[Data about app and page elements]
____
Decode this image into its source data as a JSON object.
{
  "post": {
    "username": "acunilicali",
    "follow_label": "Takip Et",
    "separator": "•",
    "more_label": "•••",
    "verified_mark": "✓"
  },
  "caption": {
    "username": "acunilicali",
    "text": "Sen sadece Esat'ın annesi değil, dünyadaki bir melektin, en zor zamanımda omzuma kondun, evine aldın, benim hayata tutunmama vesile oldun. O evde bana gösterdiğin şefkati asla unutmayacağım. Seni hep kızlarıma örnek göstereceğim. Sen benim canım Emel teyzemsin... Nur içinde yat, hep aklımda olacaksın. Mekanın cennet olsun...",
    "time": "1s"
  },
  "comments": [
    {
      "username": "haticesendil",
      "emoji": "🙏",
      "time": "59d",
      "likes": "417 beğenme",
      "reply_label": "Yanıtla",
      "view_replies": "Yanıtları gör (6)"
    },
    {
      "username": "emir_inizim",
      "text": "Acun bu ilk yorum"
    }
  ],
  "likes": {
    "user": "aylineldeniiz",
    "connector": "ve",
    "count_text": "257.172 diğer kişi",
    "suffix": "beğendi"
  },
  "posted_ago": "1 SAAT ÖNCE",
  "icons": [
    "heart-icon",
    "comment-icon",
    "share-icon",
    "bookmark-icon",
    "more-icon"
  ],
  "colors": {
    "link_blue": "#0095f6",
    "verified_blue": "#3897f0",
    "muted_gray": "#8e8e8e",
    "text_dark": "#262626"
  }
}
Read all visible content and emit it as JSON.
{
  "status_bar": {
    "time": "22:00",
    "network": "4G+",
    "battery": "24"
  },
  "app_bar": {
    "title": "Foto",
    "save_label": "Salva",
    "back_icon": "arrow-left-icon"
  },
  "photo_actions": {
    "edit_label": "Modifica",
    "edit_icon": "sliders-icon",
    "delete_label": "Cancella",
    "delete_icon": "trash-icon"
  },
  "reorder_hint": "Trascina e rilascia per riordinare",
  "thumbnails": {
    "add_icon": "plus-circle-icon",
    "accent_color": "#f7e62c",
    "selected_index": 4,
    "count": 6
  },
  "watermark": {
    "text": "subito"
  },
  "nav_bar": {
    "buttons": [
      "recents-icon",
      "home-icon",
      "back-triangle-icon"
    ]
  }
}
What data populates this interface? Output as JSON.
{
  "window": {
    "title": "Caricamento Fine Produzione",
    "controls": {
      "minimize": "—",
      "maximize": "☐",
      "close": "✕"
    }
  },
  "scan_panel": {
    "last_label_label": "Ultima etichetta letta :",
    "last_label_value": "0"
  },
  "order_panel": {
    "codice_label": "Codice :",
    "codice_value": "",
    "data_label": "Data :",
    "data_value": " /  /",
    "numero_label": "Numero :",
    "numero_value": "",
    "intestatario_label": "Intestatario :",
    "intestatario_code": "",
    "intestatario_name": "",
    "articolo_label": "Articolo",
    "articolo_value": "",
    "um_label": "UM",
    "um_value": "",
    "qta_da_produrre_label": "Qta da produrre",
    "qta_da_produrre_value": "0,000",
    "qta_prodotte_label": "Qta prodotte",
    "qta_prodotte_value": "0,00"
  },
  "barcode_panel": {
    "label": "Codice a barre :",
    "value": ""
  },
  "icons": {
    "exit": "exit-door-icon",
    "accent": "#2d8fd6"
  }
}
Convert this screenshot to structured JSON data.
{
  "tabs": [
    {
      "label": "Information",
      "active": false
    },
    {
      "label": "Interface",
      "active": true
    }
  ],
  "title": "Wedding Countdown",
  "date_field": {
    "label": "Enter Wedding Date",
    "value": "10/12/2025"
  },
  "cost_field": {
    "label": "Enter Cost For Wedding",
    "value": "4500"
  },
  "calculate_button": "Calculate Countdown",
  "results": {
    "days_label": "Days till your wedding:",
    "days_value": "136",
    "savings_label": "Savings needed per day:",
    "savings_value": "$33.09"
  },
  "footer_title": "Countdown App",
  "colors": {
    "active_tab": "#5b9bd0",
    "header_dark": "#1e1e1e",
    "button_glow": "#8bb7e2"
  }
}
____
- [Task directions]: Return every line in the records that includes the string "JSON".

- [Written answer]:
Decode this image into its source data as a JSON object.
Read all visible content and emit it as JSON.
What data populates this interface? Output as JSON.
Convert this screenshot to structured JSON data.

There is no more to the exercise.